[Data for processing Boundary: Start]
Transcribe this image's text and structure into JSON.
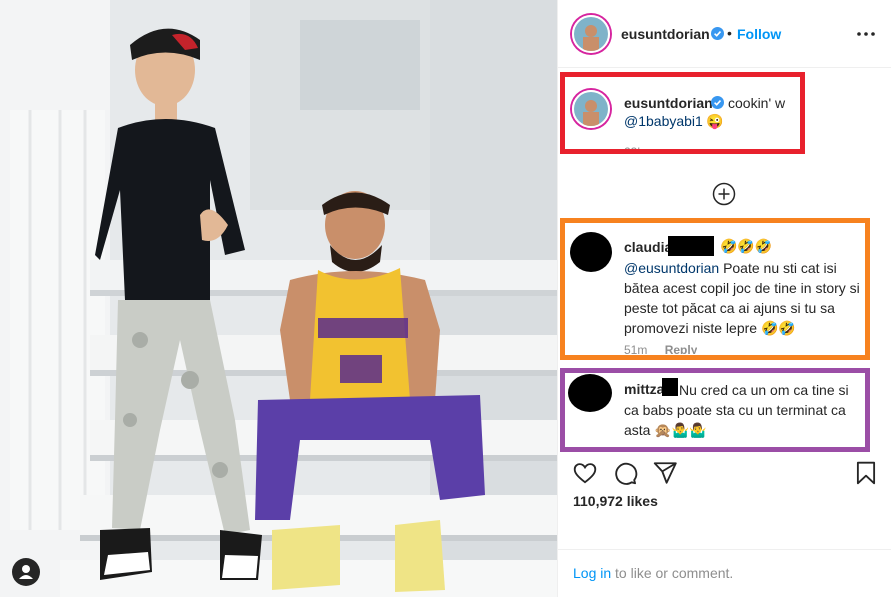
{
  "post": {
    "username": "eusuntdorian",
    "follow_label": "Follow",
    "separator": "•",
    "caption_text": "cookin' w",
    "caption_mention": "@1babyabi1",
    "caption_emoji": "😜",
    "caption_time": "23h",
    "likes": "110,972 likes"
  },
  "comments": [
    {
      "username": "claudia",
      "emoji": "🤣🤣🤣",
      "mention": "@eusuntdorian",
      "text": "Poate nu sti cat isi bătea acest copil joc de tine in story si peste tot păcat ca ai ajuns si tu sa promovezi niste lepre 🤣🤣",
      "time": "51m",
      "reply_label": "Reply"
    },
    {
      "username": "mittza",
      "text": "Nu cred ca un om ca tine si ca babs poate sta cu un terminat ca asta 🙊🤷‍♂️🤷‍♂️"
    }
  ],
  "footer": {
    "login_link": "Log in",
    "login_text": " to like or comment."
  },
  "annotations": {
    "red": "#e8212d",
    "orange": "#f7821f",
    "purple": "#9b4ea6"
  },
  "icons": [
    "more-options-icon",
    "verified-icon",
    "load-more-comments-icon",
    "heart-icon",
    "comment-icon",
    "share-icon",
    "save-icon",
    "user-tag-icon"
  ]
}
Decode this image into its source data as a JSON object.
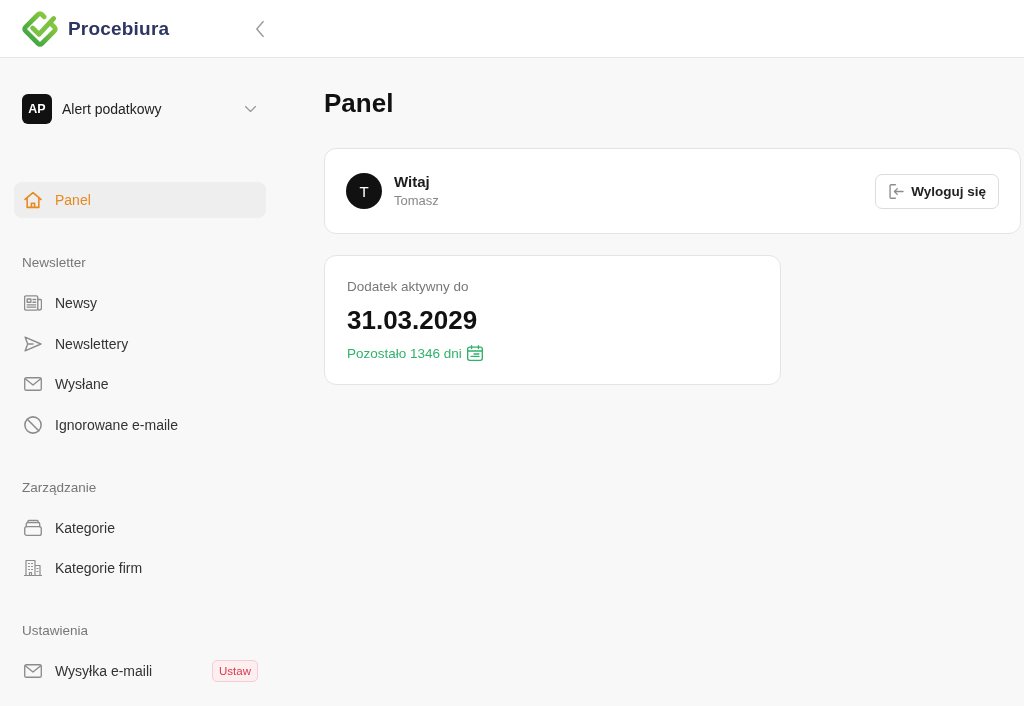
{
  "header": {
    "brand": "Procebiura"
  },
  "sidebar": {
    "workspace": {
      "initials": "AP",
      "name": "Alert podatkowy"
    },
    "groups": [
      {
        "items": [
          {
            "label": "Panel",
            "selected": true
          }
        ]
      },
      {
        "heading": "Newsletter",
        "items": [
          {
            "label": "Newsy",
            "selected": false
          },
          {
            "label": "Newslettery",
            "selected": false
          },
          {
            "label": "Wysłane",
            "selected": false
          },
          {
            "label": "Ignorowane e-maile",
            "selected": false
          }
        ]
      },
      {
        "heading": "Zarządzanie",
        "items": [
          {
            "label": "Kategorie",
            "selected": false
          },
          {
            "label": "Kategorie firm",
            "selected": false
          }
        ]
      },
      {
        "heading": "Ustawienia",
        "items": [
          {
            "label": "Wysyłka e-maili",
            "selected": false,
            "badge": "Ustaw"
          }
        ]
      }
    ]
  },
  "page_title": "Panel",
  "welcome_card": {
    "avatar_initial": "T",
    "greeting": "Witaj",
    "user_name": "Tomasz",
    "logout_button": "Wyloguj się"
  },
  "subscription_card": {
    "label": "Dodatek aktywny do",
    "date": "31.03.2029",
    "remaining": "Pozostało 1346 dni"
  }
}
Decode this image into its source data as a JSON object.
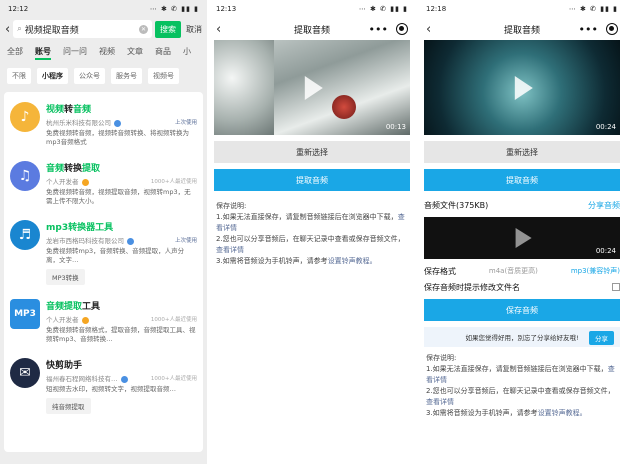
{
  "panel1": {
    "time": "12:12",
    "status_icons": "⋯ ✱ ✆ ▮▮ ▮",
    "search": {
      "query": "视频提取音频",
      "button": "搜索",
      "cancel": "取消"
    },
    "tabs": [
      "全部",
      "账号",
      "问一问",
      "视频",
      "文章",
      "商品",
      "小"
    ],
    "active_tab": "账号",
    "filters": [
      "不限",
      "小程序",
      "公众号",
      "服务号",
      "视频号"
    ],
    "active_filter": "小程序",
    "results": [
      {
        "title_hl": "视频",
        "title_rest": "转",
        "title_hl2": "音频",
        "sub": "杭州乐米科技有限公司",
        "badge": "上次使用",
        "desc": "免费视频转音频，视频转音频转换、将视频转换为mp3音频格式",
        "logo_color": "#f5b53a",
        "logo_glyph": "♪"
      },
      {
        "title_hl": "音频",
        "title_rest": "转换",
        "title_hl2": "提取",
        "sub": "个人开发者",
        "badge": "1000+人最近使用",
        "desc": "免费视频转音频，视频提取音频，视频转mp3，无需上传不限大小。",
        "logo_color": "#5b7be0",
        "logo_glyph": "♫"
      },
      {
        "title_hl": "mp3转换器工具",
        "title_rest": "",
        "title_hl2": "",
        "sub": "龙岩市西格玛科技有限公司",
        "badge": "上次使用",
        "desc": "免费视频转mp3，音频转换、音频提取，人声分离，文字…",
        "logo_color": "#1a86d0",
        "logo_glyph": "♬",
        "sub_button": "MP3转换"
      },
      {
        "title_hl": "音频提取",
        "title_rest": "工具",
        "title_hl2": "",
        "sub": "个人开发者",
        "badge": "1000+人最近使用",
        "desc": "免费视频转音频格式，提取音频，音频提取工具、视频转mp3、音频转换…",
        "logo_color": "#2a8ee0",
        "logo_glyph": "MP3"
      },
      {
        "title_hl": "快剪助手",
        "title_rest": "",
        "title_hl2": "",
        "sub": "福州春石程网络科技有…",
        "badge": "1000+人最近使用",
        "desc": "短视频去水印，视频转文字，视频提取音频…",
        "logo_color": "#1f2a44",
        "logo_glyph": "✉",
        "sub_button": "纯音频提取"
      }
    ]
  },
  "panel2": {
    "time": "12:13",
    "title": "提取音频",
    "duration": "00:13",
    "reselect": "重新选择",
    "extract": "提取音频",
    "notes_title": "保存说明:",
    "note1": "1.如果无法直接保存，请复制音频链接后在浏览器中下载，",
    "note1_link": "查看详情",
    "note2": "2.您也可以分享音频后，在聊天记录中查看或保存音频文件，",
    "note2_link": "查看详情",
    "note3": "3.如需将音频设为手机铃声，请参考",
    "note3_link": "设置铃声教程。"
  },
  "panel3": {
    "time": "12:18",
    "title": "提取音频",
    "duration": "00:24",
    "reselect": "重新选择",
    "extract": "提取音频",
    "audio_label": "音频文件(375KB)",
    "share_audio": "分享音频",
    "audio_duration": "00:24",
    "format_label": "保存格式",
    "format_m4a": "m4a(音质更高)",
    "format_mp3": "mp3(兼容铃声)",
    "rename_label": "保存音频时提示修改文件名",
    "save_audio": "保存音频",
    "share_prompt": "如果您觉得好用，別忘了分享给好友哦!",
    "share_btn": "分享",
    "notes_title": "保存说明:",
    "note1": "1.如果无法直接保存，请复制音频链接后在浏览器中下载，",
    "note1_link": "查看详情",
    "note2": "2.您也可以分享音频后，在聊天记录中查看或保存音频文件，",
    "note2_link": "查看详情",
    "note3": "3.如需将音频设为手机铃声，请参考",
    "note3_link": "设置铃声教程。"
  }
}
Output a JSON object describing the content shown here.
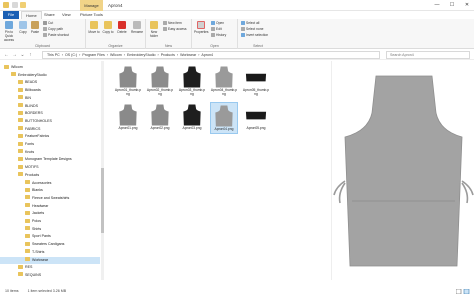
{
  "window": {
    "title": "Apron4",
    "contextual_tab": "Manage",
    "minimize": "—",
    "maximize": "☐",
    "close": "✕"
  },
  "ribbon_tabs": [
    "File",
    "Home",
    "Share",
    "View",
    "Picture Tools"
  ],
  "ribbon": {
    "clipboard": {
      "pin": "Pin to Quick access",
      "copy": "Copy",
      "paste": "Paste",
      "cut": "Cut",
      "copy_path": "Copy path",
      "paste_shortcut": "Paste shortcut",
      "label": "Clipboard"
    },
    "organize": {
      "move_to": "Move to",
      "copy_to": "Copy to",
      "delete": "Delete",
      "rename": "Rename",
      "label": "Organize"
    },
    "new": {
      "new_folder": "New folder",
      "new_item": "New item",
      "easy_access": "Easy access",
      "label": "New"
    },
    "open": {
      "properties": "Properties",
      "open": "Open",
      "edit": "Edit",
      "history": "History",
      "label": "Open"
    },
    "select": {
      "select_all": "Select all",
      "select_none": "Select none",
      "invert": "Invert selection",
      "label": "Select"
    }
  },
  "address": {
    "crumbs": [
      "This PC",
      "OS (C:)",
      "Program Files",
      "Wilcom",
      "EmbroideryStudio",
      "Products",
      "Workwear",
      "Apron4"
    ],
    "search_placeholder": "Search Apron4"
  },
  "nav": {
    "items": [
      {
        "label": "Wilcom",
        "indent": 0
      },
      {
        "label": "EmbroideryStudio",
        "indent": 1
      },
      {
        "label": "BEADS",
        "indent": 2
      },
      {
        "label": "Billboards",
        "indent": 2
      },
      {
        "label": "BIN",
        "indent": 2
      },
      {
        "label": "BLINDS",
        "indent": 2
      },
      {
        "label": "BORDERS",
        "indent": 2
      },
      {
        "label": "BUTTONHOLES",
        "indent": 2
      },
      {
        "label": "FABRICS",
        "indent": 2
      },
      {
        "label": "FeatureFabrics",
        "indent": 2
      },
      {
        "label": "Fonts",
        "indent": 2
      },
      {
        "label": "Knots",
        "indent": 2
      },
      {
        "label": "Monogram Template Designs",
        "indent": 2
      },
      {
        "label": "MOTIFS",
        "indent": 2
      },
      {
        "label": "Products",
        "indent": 2
      },
      {
        "label": "Accessories",
        "indent": 3
      },
      {
        "label": "Blanks",
        "indent": 3
      },
      {
        "label": "Fleece and Sweatshirts",
        "indent": 3
      },
      {
        "label": "Headwear",
        "indent": 3
      },
      {
        "label": "Jackets",
        "indent": 3
      },
      {
        "label": "Polos",
        "indent": 3
      },
      {
        "label": "Shirts",
        "indent": 3
      },
      {
        "label": "Sport Pants",
        "indent": 3
      },
      {
        "label": "Sweaters Cardigans",
        "indent": 3
      },
      {
        "label": "T-Shirts",
        "indent": 3
      },
      {
        "label": "Workwear",
        "indent": 3,
        "selected": true
      },
      {
        "label": "RES",
        "indent": 2
      },
      {
        "label": "SEQUINS",
        "indent": 2
      }
    ]
  },
  "files": [
    {
      "name": "Apron01_thumb.png",
      "shape": "apron",
      "color": "#8a8a8a"
    },
    {
      "name": "Apron02_thumb.png",
      "shape": "apron",
      "color": "#8c8c8c"
    },
    {
      "name": "Apron03_thumb.png",
      "shape": "apron",
      "color": "#1e1e1e"
    },
    {
      "name": "Apron04_thumb.png",
      "shape": "apron",
      "color": "#9a9a9a"
    },
    {
      "name": "Apron05_thumb.png",
      "shape": "waist",
      "color": "#1a1a1a"
    },
    {
      "name": "Apron01.png",
      "shape": "apron",
      "color": "#8a8a8a"
    },
    {
      "name": "Apron02.png",
      "shape": "apron",
      "color": "#8c8c8c"
    },
    {
      "name": "Apron03.png",
      "shape": "apron",
      "color": "#1e1e1e"
    },
    {
      "name": "Apron04.png",
      "shape": "apron",
      "color": "#9a9a9a",
      "selected": true
    },
    {
      "name": "Apron05.png",
      "shape": "waist",
      "color": "#1a1a1a"
    }
  ],
  "preview": {
    "color": "#a3a3a3"
  },
  "status": {
    "count": "10 items",
    "selection": "1 item selected  3.26 MB"
  },
  "colors": {
    "file_tab": "#1a5fb4",
    "selection": "#cce4f7",
    "folder": "#e9c45c",
    "manage": "#f1d488"
  }
}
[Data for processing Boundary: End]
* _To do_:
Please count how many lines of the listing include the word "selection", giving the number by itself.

* _Response area_:
3